One hundred years on from the start of World War One, PAUL SIMPSON remembers the tale of a Durham ILPer and conscientious objector who died in prison for his anti-war beliefs.
As we approach Remembrance Day on the centenary of the outbreak of the First World War, I am reminded of an account I read a few years ago of a horrifying incident which took place in the County Durham pit village of Quebec where I live, which I think is worth sharing as a striking example of the inhumanity of the 1914-18 war.
JG Winter was a young miner, a talented footballer and a Methodist who was active in his local Independent Labour Party. When the war broke out, his Christian and socialist beliefs meant that he could not bring himself to play any part in the killing of others, and so he became a conscientious objector.
As a result, he was imprisoned in Wormwood Scrubs in London, where he was beaten to death by prison officers.
But the horror did not end there. When he was buried in the local churchyard, his funeral procession was attacked by a violent mob who threw stones at the coffin and shouted abuse at the so-called ‘pro-German’ mourners. It’s hard to imagine a more grotesque and tragic scene.
So it is vital that we also remember those like JG Winter, who made up an equally brave minority of people who stood for peace and for the freedom of individuals not to be compelled to ‘kill or be killed’ by the government of the day – whatever the consequences for themselves.
Many lost their jobs and reputations.

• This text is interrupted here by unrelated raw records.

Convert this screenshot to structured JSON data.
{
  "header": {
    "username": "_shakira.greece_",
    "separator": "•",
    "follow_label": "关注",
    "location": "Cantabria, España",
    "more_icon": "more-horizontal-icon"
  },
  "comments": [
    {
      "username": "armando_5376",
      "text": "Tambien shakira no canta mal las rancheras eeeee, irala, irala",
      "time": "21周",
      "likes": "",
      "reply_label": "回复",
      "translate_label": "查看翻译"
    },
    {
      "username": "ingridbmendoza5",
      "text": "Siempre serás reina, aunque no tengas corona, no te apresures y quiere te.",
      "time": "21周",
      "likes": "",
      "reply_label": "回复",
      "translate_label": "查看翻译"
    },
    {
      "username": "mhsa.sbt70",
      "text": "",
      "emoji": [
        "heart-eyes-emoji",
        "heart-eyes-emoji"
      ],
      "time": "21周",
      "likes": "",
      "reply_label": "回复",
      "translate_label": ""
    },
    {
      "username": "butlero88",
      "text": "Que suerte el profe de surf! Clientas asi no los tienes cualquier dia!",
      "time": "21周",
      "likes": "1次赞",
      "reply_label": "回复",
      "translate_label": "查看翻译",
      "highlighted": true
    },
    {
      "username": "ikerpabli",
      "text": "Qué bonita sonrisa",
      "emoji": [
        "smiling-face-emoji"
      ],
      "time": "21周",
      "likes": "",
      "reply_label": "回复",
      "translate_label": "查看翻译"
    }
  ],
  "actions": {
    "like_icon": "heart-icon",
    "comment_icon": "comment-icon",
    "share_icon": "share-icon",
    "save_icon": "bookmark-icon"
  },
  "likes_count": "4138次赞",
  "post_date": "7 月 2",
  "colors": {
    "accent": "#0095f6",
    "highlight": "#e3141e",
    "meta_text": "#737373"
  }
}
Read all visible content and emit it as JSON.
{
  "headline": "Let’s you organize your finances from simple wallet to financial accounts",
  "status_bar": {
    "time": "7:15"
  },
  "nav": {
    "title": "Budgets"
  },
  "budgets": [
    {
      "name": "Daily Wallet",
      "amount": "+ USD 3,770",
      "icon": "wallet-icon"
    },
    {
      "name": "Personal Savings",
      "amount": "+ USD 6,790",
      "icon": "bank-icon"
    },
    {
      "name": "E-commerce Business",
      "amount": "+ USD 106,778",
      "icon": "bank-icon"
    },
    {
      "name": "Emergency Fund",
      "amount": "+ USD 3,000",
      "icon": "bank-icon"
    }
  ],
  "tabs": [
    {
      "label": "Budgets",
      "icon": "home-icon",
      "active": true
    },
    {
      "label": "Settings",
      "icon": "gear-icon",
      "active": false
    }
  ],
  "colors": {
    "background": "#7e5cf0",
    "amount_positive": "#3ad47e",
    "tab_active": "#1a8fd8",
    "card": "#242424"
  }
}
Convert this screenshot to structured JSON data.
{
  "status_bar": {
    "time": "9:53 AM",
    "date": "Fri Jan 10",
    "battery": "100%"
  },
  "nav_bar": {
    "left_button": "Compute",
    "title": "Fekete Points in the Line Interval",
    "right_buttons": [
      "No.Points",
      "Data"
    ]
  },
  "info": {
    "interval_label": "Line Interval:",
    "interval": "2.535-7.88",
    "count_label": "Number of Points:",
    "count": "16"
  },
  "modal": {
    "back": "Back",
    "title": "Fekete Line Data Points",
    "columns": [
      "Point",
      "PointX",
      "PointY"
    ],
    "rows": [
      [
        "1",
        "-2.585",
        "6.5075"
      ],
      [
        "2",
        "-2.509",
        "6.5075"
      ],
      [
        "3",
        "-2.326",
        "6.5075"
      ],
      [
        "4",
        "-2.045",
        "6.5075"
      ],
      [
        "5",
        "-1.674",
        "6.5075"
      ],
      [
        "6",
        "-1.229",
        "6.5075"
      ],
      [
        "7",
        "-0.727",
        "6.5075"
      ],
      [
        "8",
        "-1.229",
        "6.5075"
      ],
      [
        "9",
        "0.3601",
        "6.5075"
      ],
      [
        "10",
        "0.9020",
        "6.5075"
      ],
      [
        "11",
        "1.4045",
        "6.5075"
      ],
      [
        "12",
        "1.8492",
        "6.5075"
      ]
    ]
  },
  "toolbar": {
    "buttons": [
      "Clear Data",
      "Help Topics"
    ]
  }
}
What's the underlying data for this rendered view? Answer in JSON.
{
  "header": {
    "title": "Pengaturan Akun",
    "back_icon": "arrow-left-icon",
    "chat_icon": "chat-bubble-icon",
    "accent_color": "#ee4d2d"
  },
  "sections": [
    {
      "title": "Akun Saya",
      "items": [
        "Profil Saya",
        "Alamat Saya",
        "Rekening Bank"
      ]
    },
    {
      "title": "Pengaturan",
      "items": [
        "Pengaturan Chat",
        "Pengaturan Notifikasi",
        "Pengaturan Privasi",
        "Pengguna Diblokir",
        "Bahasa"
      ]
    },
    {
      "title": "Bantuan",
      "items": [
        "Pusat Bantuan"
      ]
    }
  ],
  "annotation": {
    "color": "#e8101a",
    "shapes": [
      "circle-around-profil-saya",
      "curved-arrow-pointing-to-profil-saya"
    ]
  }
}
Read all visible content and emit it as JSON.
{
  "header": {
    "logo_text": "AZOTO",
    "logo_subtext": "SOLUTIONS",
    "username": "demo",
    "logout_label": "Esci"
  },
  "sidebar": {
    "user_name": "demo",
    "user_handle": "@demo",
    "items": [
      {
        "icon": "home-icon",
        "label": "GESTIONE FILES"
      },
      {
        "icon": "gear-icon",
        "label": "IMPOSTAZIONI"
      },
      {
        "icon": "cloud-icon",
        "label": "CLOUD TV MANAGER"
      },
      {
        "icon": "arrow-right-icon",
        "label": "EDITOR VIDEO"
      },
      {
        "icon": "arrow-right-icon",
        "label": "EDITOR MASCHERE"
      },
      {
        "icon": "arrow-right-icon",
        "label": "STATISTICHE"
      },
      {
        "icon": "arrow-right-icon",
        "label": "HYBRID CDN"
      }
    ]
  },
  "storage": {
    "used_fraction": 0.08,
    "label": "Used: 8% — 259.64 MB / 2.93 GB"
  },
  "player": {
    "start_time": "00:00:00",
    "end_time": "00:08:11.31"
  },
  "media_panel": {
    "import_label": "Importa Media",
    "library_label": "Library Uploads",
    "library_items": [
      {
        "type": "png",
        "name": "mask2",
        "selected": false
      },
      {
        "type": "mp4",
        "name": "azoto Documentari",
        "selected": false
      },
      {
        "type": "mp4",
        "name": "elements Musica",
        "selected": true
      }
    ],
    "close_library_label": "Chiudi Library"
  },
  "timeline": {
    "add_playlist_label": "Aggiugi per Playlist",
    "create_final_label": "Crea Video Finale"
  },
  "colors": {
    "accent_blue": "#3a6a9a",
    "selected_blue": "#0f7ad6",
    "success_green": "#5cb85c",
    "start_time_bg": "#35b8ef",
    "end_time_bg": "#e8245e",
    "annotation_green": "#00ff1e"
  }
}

Many lost their friends, family and relationships. Many lost their liberty, and were routinely subjected to mock executions and beatings during their time in prison. And some, like young JG Winter, even lost their lives.
Despite recent attempts by the government and their friends in the media to revive the old myths of ‘dulce et decorum est pro patra mori’, history has vindicated those who saw the war for what it really was and decided they would have no part in it.
As the last surviving veteran, Harry Patch put it, the 1914-1918 war was ‘organised murder and nothing else’.
The source for the incident is Robert Moore’s Pitmen, Preachers and Politics (1979).
More articles about ILPers’ opposition to World War One can be found here.